Ask the Experts; April 2002; Scientific American Magazine; by Staff Editor; 1 Page(s)
R. Michael Barnett of Lawrence Berkeley National Laboratory and Helen R. Quinn of the Stanford Linear Accelerator Center offer this answer, parts of which are paraphrased from their book, The Charm of Strange Quarks: In 1930 Paul Dirac formulated a quantum theory for the motion of electrons in electric and magnetic fields, the first theory that correctly included Einstein's theory of special relativity in this context. This theory led to a surprising prediction-the equations that described the electron also described, and in fact required, the existence of another type of particle with exactly the same mass as the electron but with a positive instead of a negative electric charge. This particle, which is called a positron, is the antiparticle of the electron, and it was the first example of antimatter.

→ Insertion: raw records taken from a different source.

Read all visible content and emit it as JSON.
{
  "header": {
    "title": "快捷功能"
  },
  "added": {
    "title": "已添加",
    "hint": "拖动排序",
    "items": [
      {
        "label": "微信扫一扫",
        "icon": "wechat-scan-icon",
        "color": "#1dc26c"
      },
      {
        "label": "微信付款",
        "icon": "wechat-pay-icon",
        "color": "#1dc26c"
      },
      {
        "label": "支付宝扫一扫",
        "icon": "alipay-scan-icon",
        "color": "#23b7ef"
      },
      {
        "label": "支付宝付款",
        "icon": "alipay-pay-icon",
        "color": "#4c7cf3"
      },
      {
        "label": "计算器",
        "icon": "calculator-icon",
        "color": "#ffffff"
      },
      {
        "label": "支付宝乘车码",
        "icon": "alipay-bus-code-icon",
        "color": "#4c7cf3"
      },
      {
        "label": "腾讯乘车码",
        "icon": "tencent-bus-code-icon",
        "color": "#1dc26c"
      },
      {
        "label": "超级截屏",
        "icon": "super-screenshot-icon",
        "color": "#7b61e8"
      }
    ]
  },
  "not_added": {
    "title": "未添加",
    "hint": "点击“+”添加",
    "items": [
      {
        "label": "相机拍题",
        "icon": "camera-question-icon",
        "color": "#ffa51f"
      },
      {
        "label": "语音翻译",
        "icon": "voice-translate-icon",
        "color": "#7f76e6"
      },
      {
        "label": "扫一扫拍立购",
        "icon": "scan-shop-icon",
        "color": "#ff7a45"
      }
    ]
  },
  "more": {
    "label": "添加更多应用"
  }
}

Its discovery in experiments soon confirmed the remarkable prediction of antimatter in Dirac's theory. A cloud chamber picture taken by Carl D. Anderson in 1931 showed a particle entering a lead plate from below and passing through it. The direction of the curvature of the path, caused by a magnetic field, indicated that the particle was a positively charged one but with the same mass and other characteristics as an electron.